It is often necessary to create new UVs for a surface
mesh in order to texture map it correctly. These situations include:
- Texture mapping a surface that doesn’t
have existing UVs.
This can occur when you
import 3D models from other software applications that don’t create
- When the UVs for a surface are badly
jumbled or are missing some UVs.
This can occur when a
surface has been edited or modified in some way and it becomes hard
to determine what UVs may be missing as a result.
- When you need a unique set of UVs for
a particular purpose.
For example, if you want
to paint a texture map directly onto a 3D surface, you may want
to map UVs that allow you to paint using the 3D paint tools in Maya.
Alternatively, you may want to create a unique set of UVs specifically
for baking textures or light maps.
Maya lets you create UVs for polygonal and
subdivision surfaces using a process called projection mapping,
also referred to as mapping UVs. Maya provides several
projection mapping types that map what gets viewed by a particular projection
to a flat 2D view that can be subsequently correlated to your texture
map using the UV Texture Editor.
In this lesson,
you use a feature called Automatic Mapping to create new
UVs for the cracker box model. Automatic mapping lets
you specify the number of planes that will be used for the UV projection.
Mapping is normally used when mapping UVs that require
multiple projections of organic shaped models as it has the advantage
of producing UVs that are proportional in scale to the world space
area of the mesh faces of the surface.
mapping is useful when your mapping requirements are
for non-overlapping UVs which fit within the 0 to 1 texture space,
but which do not have to be contiguous; for example, when using
the 3D Paint tool, Maya® Paint
EffectsTM, Maya® FurTM or Maya® HairTM.
You use Automatic
Mapping in this lesson because it can produce a UV projection
from three planar directions simultaneously which makes it a good choice
for the shape of the cracker box model. That is, you can map UVs
for the front and back, top and bottom and the two sides in one
operation. This projection type is referred to as a triplanar
To map UVs using Automatic Mapping
- In the perspective view, select the cracker
box as an Object.
- From the Polygons menu
Create UVs > Automatic Mapping > .
The Automatic Mapping Options window
- In the Automatic Mapping Options window,
select Edit > Reset settings, set
the following options, and then click Project:
- Planes: 3
- Percentage Space:

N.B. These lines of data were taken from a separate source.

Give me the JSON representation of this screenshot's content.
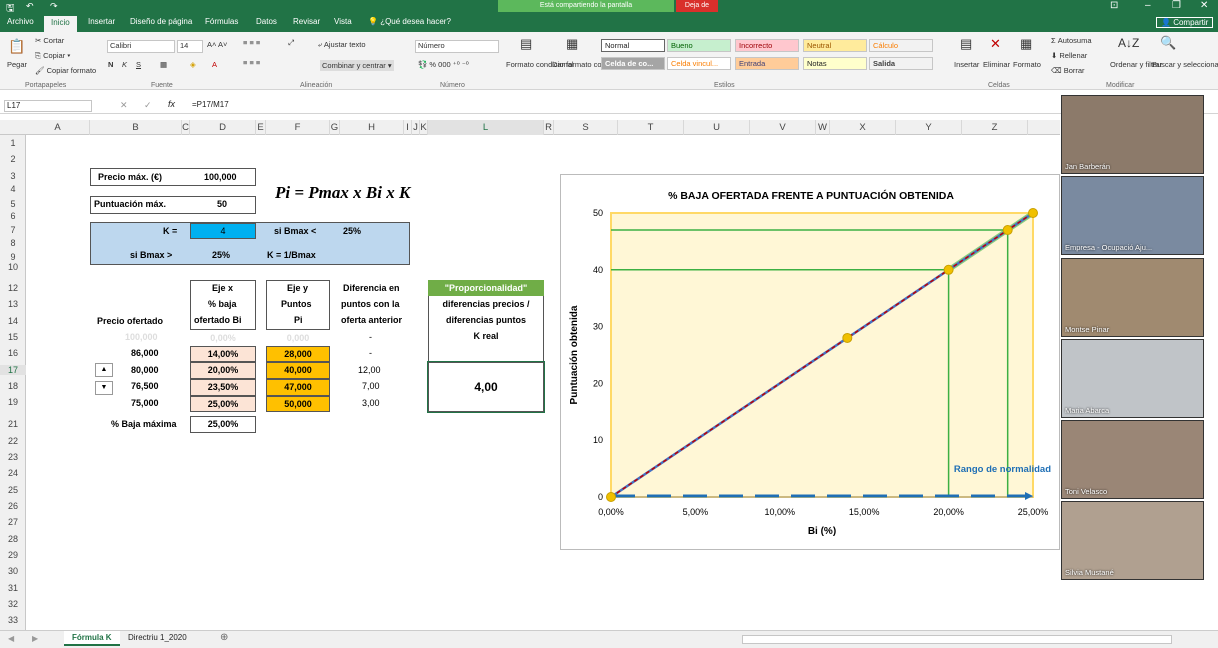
{
  "titlebar": {
    "share_notice": "Está compartiendo la pantalla",
    "stop_share": "Deja de"
  },
  "ribbon_tabs": [
    "Archivo",
    "Inicio",
    "Insertar",
    "Diseño de página",
    "Fórmulas",
    "Datos",
    "Revisar",
    "Vista",
    "¿Qué desea hacer?"
  ],
  "share_button": "Compartir",
  "clipboard": {
    "paste": "Pegar",
    "cut": "Cortar",
    "copy": "Copiar",
    "format_painter": "Copiar formato",
    "group": "Portapapeles"
  },
  "font": {
    "name": "Calibri",
    "size": "14",
    "group": "Fuente"
  },
  "alignment": {
    "wrap": "Ajustar texto",
    "merge": "Combinar y centrar",
    "group": "Alineación"
  },
  "number": {
    "format": "Número",
    "group": "Número"
  },
  "styles": {
    "conditional": "Formato condicional",
    "as_table": "Dar formato como tabla",
    "group": "Estilos",
    "cells": [
      "Normal",
      "Bueno",
      "Incorrecto",
      "Neutral",
      "Cálculo",
      "Celda de co...",
      "Celda vincul...",
      "Entrada",
      "Notas",
      "Salida"
    ]
  },
  "cells_group": {
    "insert": "Insertar",
    "delete": "Eliminar",
    "format": "Formato",
    "group": "Celdas"
  },
  "editing": {
    "autosum": "Autosuma",
    "fill": "Rellenar",
    "clear": "Borrar",
    "sort": "Ordenar y filtrar",
    "find": "Buscar y seleccionar",
    "group": "Modificar"
  },
  "formula_bar": {
    "name_box": "L17",
    "formula": "=P17/M17"
  },
  "columns": [
    "A",
    "B",
    "C",
    "D",
    "E",
    "F",
    "G",
    "H",
    "I",
    "J",
    "K",
    "L",
    "R",
    "S",
    "T",
    "U",
    "V",
    "W",
    "X",
    "Y",
    "Z"
  ],
  "rows": [
    "1",
    "2",
    "3",
    "4",
    "5",
    "6",
    "7",
    "8",
    "9",
    "10",
    "12",
    "13",
    "14",
    "15",
    "16",
    "17",
    "18",
    "19",
    "21",
    "22",
    "23",
    "24",
    "25",
    "26",
    "27",
    "28",
    "29",
    "30",
    "31",
    "32",
    "33"
  ],
  "sheet": {
    "precio_max_label": "Precio máx. (€)",
    "precio_max_value": "100,000",
    "punt_max_label": "Puntuación máx.",
    "punt_max_value": "50",
    "formula_text": "Pi = Pmax x Bi x K",
    "k_label": "K =",
    "k_value": "4",
    "si_bmax_lt": "si Bmax <",
    "pct_25a": "25%",
    "si_bmax_gt": "si Bmax >",
    "pct_25b": "25%",
    "k_formula": "K = 1/Bmax",
    "col_precio": "Precio ofertado",
    "col_eje_x": [
      "Eje x",
      "% baja",
      "ofertado Bi"
    ],
    "col_eje_y": [
      "Eje y",
      "Puntos",
      "Pi"
    ],
    "col_diff": [
      "Diferencia en",
      "puntos con la",
      "oferta anterior"
    ],
    "prop_header": "\"Proporcionalidad\"",
    "prop_sub": [
      "diferencias precios /",
      "diferencias puntos",
      "K real"
    ],
    "prop_value": "4,00",
    "table": [
      {
        "precio": "100,000",
        "baja": "0,00%",
        "pts": "0,000",
        "diff": "-",
        "faded": true
      },
      {
        "precio": "86,000",
        "baja": "14,00%",
        "pts": "28,000",
        "diff": "-"
      },
      {
        "precio": "80,000",
        "baja": "20,00%",
        "pts": "40,000",
        "diff": "12,00"
      },
      {
        "precio": "76,500",
        "baja": "23,50%",
        "pts": "47,000",
        "diff": "7,00"
      },
      {
        "precio": "75,000",
        "baja": "25,00%",
        "pts": "50,000",
        "diff": "3,00"
      }
    ],
    "baja_max_label": "% Baja máxima",
    "baja_max_value": "25,00%"
  },
  "chart_data": {
    "type": "line",
    "title": "% BAJA OFERTADA FRENTE A PUNTUACIÓN OBTENIDA",
    "xlabel": "Bi (%)",
    "ylabel": "Puntuación obtenida",
    "xlim": [
      0,
      25
    ],
    "ylim": [
      0,
      50
    ],
    "x_ticks": [
      "0,00%",
      "5,00%",
      "10,00%",
      "15,00%",
      "20,00%",
      "25,00%"
    ],
    "y_ticks": [
      "0",
      "10",
      "20",
      "30",
      "40",
      "50"
    ],
    "points": [
      {
        "x": 0,
        "y": 0
      },
      {
        "x": 14,
        "y": 28
      },
      {
        "x": 20,
        "y": 40
      },
      {
        "x": 23.5,
        "y": 47
      },
      {
        "x": 25,
        "y": 50
      }
    ],
    "annotation": "Rango de normalidad",
    "colors": {
      "line": "#4472c4",
      "dash": "#c00000",
      "marker": "#f0c000",
      "highlight": "#3cb043",
      "range": "#1f6fb5"
    }
  },
  "sheet_tabs": [
    "Fórmula K",
    "Directriu 1_2020"
  ],
  "participants": [
    "Jan Barberán",
    "Empresa - Ocupació Aju...",
    "Montse Pinar",
    "Maria Abarca",
    "Toni Velasco",
    "Silvia Mustané"
  ]
}
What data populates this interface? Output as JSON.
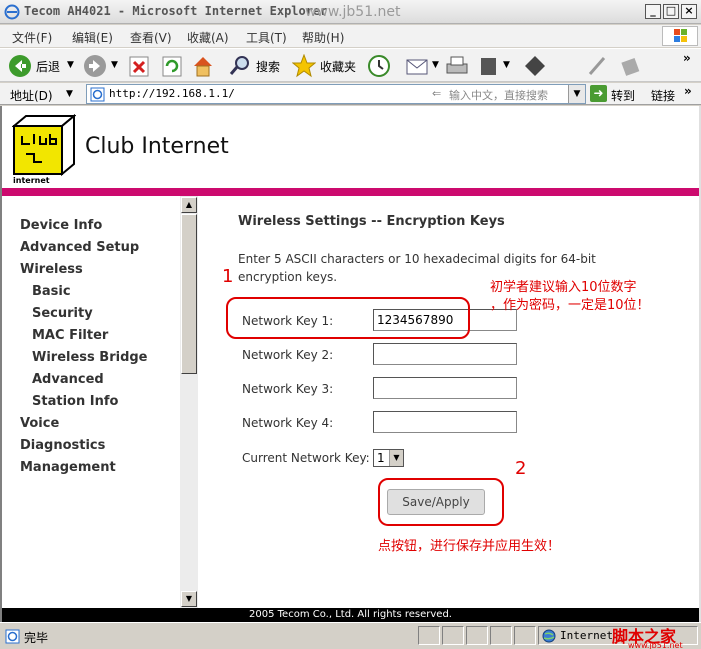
{
  "window": {
    "title": "Tecom AH4021 - Microsoft Internet Explorer",
    "watermark": "www.jb51.net"
  },
  "menu": [
    "文件(F)",
    "编辑(E)",
    "查看(V)",
    "收藏(A)",
    "工具(T)",
    "帮助(H)"
  ],
  "toolbar": {
    "back_label": "后退",
    "search_label": "搜索",
    "favorites_label": "收藏夹"
  },
  "address": {
    "label": "地址(D)",
    "url": "http://192.168.1.1/",
    "hint": "输入中文，直接搜索",
    "go_label": "转到",
    "links_label": "链接"
  },
  "brand": {
    "name": "Club Internet"
  },
  "nav": {
    "items": [
      {
        "label": "Device Info",
        "level": 0
      },
      {
        "label": "Advanced Setup",
        "level": 0
      },
      {
        "label": "Wireless",
        "level": 0
      },
      {
        "label": "Basic",
        "level": 1
      },
      {
        "label": "Security",
        "level": 1
      },
      {
        "label": "MAC Filter",
        "level": 1
      },
      {
        "label": "Wireless Bridge",
        "level": 1
      },
      {
        "label": "Advanced",
        "level": 1
      },
      {
        "label": "Station Info",
        "level": 1
      },
      {
        "label": "Voice",
        "level": 0
      },
      {
        "label": "Diagnostics",
        "level": 0
      },
      {
        "label": "Management",
        "level": 0
      }
    ]
  },
  "content": {
    "title": "Wireless Settings -- Encryption Keys",
    "description": "Enter 5 ASCII characters or 10 hexadecimal digits for 64-bit encryption keys.",
    "keys": [
      {
        "label": "Network Key 1:",
        "value": "1234567890"
      },
      {
        "label": "Network Key 2:",
        "value": ""
      },
      {
        "label": "Network Key 3:",
        "value": ""
      },
      {
        "label": "Network Key 4:",
        "value": ""
      }
    ],
    "current_key_label": "Current Network Key:",
    "current_key_value": "1",
    "save_label": "Save/Apply"
  },
  "annotations": {
    "num1": "1",
    "note1_line1": "初学者建议输入10位数字",
    "note1_line2": "，作为密码，一定是10位！",
    "num2": "2",
    "note2": "点按钮，进行保存并应用生效！"
  },
  "footer": "2005 Tecom Co., Ltd. All rights reserved.",
  "status": {
    "text": "完毕",
    "zone": "Internet"
  },
  "corner_watermark": {
    "cn": "脚本之家",
    "url": "www.jb51.net"
  },
  "colors": {
    "accent_bar": "#cc0a6e",
    "annotation": "#e00000"
  }
}
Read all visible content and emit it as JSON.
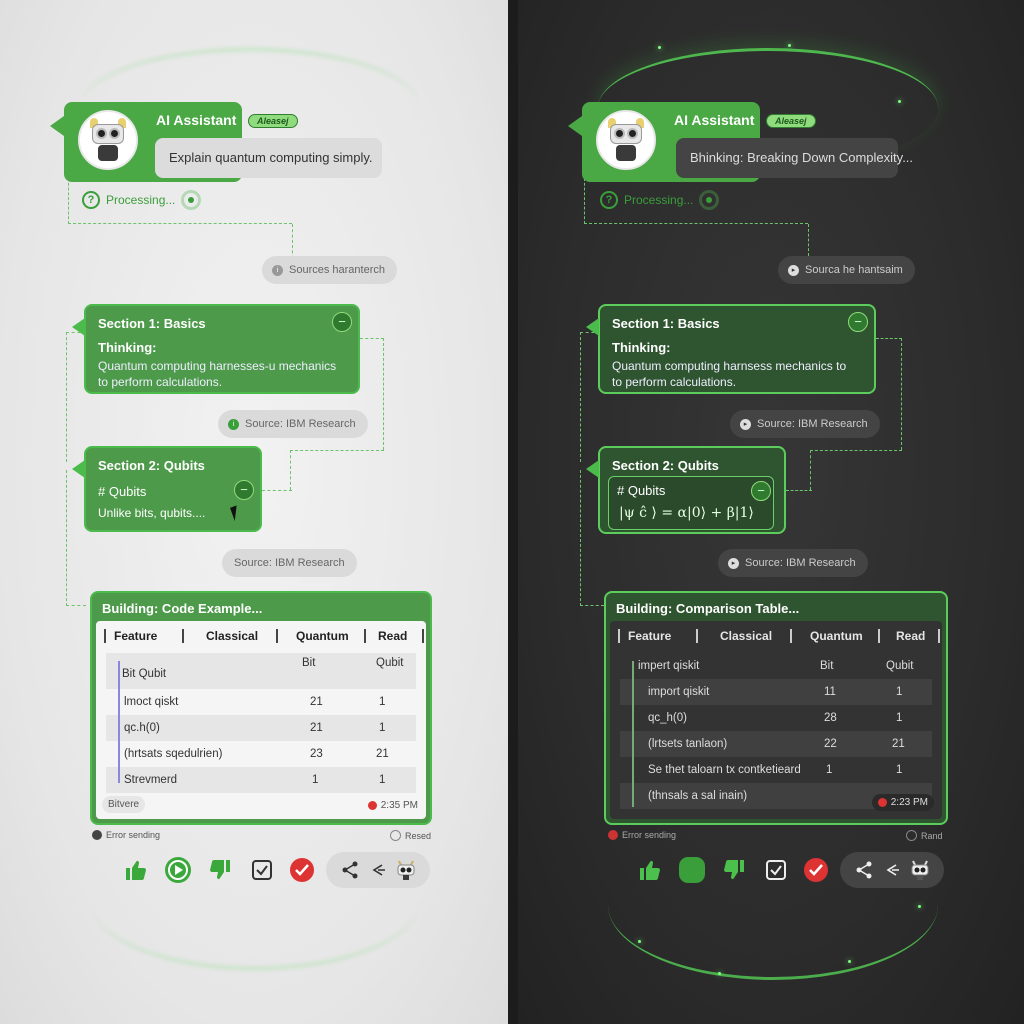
{
  "assistant": {
    "name": "AI Assistant",
    "badge": "Aleasej",
    "processing": "Processing..."
  },
  "light": {
    "query": "Explain quantum computing simply.",
    "source_pill_1": "Sources haranterch",
    "section1": {
      "title": "Section 1: Basics",
      "thinking": "Thinking:",
      "line1": "Quantum computing harnesses-u mechanics",
      "line2": "to perform calculations."
    },
    "source_pill_2": "Source: IBM Research",
    "section2": {
      "title": "Section 2: Qubits",
      "heading": "# Qubits",
      "excerpt": "Unlike bits, qubits...."
    },
    "source_pill_3": "Source: IBM Research",
    "building": {
      "title": "Building: Code Example...",
      "headers": [
        "Feature",
        "Classical",
        "Quantum",
        "Read"
      ],
      "rows": [
        [
          "Bit Qubit",
          "Bit",
          "Qubit"
        ],
        [
          "lmoct qiskt",
          "21",
          "1"
        ],
        [
          "qc.h(0)",
          "21",
          "1"
        ],
        [
          "(hrtsats sqedulrien)",
          "23",
          "21"
        ],
        [
          "Strevmerd",
          "1",
          "1"
        ]
      ],
      "footer": "Bitvere",
      "time": "2:35 PM"
    },
    "error": "Error sending",
    "read": "Resed"
  },
  "dark": {
    "query": "Bhinking: Breaking Down Complexity...",
    "source_pill_1": "Sourca he hantsaim",
    "section1": {
      "title": "Section 1: Basics",
      "thinking": "Thinking:",
      "line1": "Quantum computing harnsess mechanics to",
      "line2": "to perform calculations."
    },
    "source_pill_2": "Source: IBM Research",
    "section2": {
      "title": "Section 2: Qubits",
      "heading": "# Qubits",
      "formula": "|ψ ĉ ⟩ = α|0⟩ + β|1⟩"
    },
    "source_pill_3": "Source: IBM Research",
    "building": {
      "title": "Building: Comparison Table...",
      "headers": [
        "Feature",
        "Classical",
        "Quantum",
        "Read"
      ],
      "rows": [
        [
          "impert qiskit",
          "Bit",
          "Qubit"
        ],
        [
          "import qiskit",
          "11",
          "1"
        ],
        [
          "qc_h(0)",
          "28",
          "1"
        ],
        [
          "(lrtsets tanlaon)",
          "22",
          "21"
        ],
        [
          "Se thet taloarn tx contketieard",
          "1",
          "1"
        ],
        [
          "(thnsals a sal inain)",
          "",
          ""
        ]
      ],
      "time": "2:23 PM"
    },
    "error": "Error sending",
    "read": "Rand"
  },
  "colors": {
    "accent": "#4aa845",
    "dark_accent": "#5ccd5c",
    "error": "#d33333"
  },
  "icons": [
    "thumbs-up-icon",
    "play-icon",
    "thumbs-down-icon",
    "checkbox-icon",
    "check-circle-icon",
    "share-icon",
    "reply-icon",
    "robot-icon"
  ]
}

Setting Planes to
3 creates UVs based on projections from three separate directions.
Setting the Percentage Space option to 2 sets
the size of the space that appears between each of the separate
UV projections when they are laid out in the UV
When the projection is
complete the new projected UVs from the triplanar projection appear
in the UV Texture Editor.
NoteWhenever a UV projection
is performed on a surface, any existing UVs for the surface get
replaced by the UVs from the new projection. To avoid replacing
existing UVs you can explicitly save the UVs in a UV set. For more information
on UV Sets see the Modeling guide in the Maya
- In the UV Texture Editor,
dolly the view so it shows only the 0 to 1 UV range area that displays
the image for the texture map and the new UVs (as shown below).
the UV Texture Editor, select Image
> Dim Image.
The intensity of the
image map is reduced so you can view the UV borders on the projected
UVs more easily. The new UVs appear in the UV
Texture Editor as shown below.
- The six rectangular UV shapes, referred
to as UV shells or simply shells,
now match the aspect ratio for each of the six sides of the cracker
box better than the earlier UVs.
- The UV shells fit within the 0 to 1 UV
texture range. Automatic mapping fits the
UVs to the 0 to 1 range by default.
The texture map still
does not appear correctly on the cracker box because the UV shells
need to be repositioned so they align with the corresponding components
of the image map.
While the shape of each
UV shell is now recognizable as being associated with the cracker
box, it is not apparent which components in the UV
Texture Editor correspond to a particular face on the
In the next section you
learn how to select and reposition the UV shells so they better
match the image for the texture map.